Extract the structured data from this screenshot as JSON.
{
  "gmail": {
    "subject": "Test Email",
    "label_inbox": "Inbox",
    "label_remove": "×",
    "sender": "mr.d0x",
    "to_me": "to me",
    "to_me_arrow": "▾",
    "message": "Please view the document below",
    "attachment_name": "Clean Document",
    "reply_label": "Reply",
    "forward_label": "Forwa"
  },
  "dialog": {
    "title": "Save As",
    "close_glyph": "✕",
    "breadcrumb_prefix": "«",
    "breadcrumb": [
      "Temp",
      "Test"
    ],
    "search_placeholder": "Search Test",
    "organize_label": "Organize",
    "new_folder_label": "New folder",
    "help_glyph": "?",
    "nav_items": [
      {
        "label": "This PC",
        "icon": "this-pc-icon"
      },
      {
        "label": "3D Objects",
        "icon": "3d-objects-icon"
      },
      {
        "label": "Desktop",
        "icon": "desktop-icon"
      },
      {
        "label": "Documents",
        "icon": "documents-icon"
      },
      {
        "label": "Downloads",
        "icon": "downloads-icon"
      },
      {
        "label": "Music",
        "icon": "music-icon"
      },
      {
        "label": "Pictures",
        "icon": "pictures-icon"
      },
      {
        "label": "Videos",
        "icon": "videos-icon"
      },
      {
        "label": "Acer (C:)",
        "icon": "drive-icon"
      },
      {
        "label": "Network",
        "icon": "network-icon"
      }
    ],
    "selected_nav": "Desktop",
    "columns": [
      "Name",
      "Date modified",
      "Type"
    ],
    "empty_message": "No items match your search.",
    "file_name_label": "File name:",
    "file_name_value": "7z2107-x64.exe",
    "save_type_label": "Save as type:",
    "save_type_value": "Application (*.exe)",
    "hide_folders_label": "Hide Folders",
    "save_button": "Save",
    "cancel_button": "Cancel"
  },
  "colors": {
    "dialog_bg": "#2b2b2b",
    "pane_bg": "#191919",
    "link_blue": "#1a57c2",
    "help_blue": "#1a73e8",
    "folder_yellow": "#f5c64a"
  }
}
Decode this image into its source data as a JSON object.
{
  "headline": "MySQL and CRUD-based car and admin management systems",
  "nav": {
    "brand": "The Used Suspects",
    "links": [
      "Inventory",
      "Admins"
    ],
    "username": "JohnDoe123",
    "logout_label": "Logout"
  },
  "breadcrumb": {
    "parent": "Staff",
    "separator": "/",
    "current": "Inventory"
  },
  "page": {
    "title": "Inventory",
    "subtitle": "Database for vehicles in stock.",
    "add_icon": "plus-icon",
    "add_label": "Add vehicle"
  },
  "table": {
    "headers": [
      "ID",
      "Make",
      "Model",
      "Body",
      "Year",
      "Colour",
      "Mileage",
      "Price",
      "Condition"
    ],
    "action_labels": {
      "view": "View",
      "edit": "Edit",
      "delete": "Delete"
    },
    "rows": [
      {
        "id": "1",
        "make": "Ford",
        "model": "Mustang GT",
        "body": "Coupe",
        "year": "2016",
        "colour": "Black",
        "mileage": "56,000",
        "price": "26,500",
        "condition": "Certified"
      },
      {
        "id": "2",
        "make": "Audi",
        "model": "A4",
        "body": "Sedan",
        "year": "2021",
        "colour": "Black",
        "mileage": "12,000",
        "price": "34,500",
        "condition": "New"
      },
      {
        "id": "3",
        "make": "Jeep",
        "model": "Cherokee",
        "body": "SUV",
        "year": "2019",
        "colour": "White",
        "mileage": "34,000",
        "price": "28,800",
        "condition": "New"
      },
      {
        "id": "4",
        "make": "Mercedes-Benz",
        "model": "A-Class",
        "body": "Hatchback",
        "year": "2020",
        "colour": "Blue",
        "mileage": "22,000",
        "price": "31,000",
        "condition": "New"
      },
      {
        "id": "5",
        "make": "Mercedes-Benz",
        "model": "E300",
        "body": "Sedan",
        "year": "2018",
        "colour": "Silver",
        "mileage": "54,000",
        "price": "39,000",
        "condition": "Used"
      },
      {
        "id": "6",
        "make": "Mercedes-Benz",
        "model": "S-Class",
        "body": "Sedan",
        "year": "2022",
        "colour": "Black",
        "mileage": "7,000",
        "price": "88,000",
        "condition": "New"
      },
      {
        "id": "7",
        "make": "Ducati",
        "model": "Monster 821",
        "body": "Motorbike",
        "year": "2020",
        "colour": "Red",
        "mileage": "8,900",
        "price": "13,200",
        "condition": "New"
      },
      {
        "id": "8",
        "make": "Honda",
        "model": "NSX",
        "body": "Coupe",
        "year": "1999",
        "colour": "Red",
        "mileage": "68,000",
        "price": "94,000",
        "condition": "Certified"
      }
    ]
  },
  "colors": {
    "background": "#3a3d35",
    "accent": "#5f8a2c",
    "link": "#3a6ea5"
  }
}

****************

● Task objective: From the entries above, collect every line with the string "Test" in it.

● Expected answer:
    "subject": "Test Email",
      "Test"
    "search_placeholder": "Search Test",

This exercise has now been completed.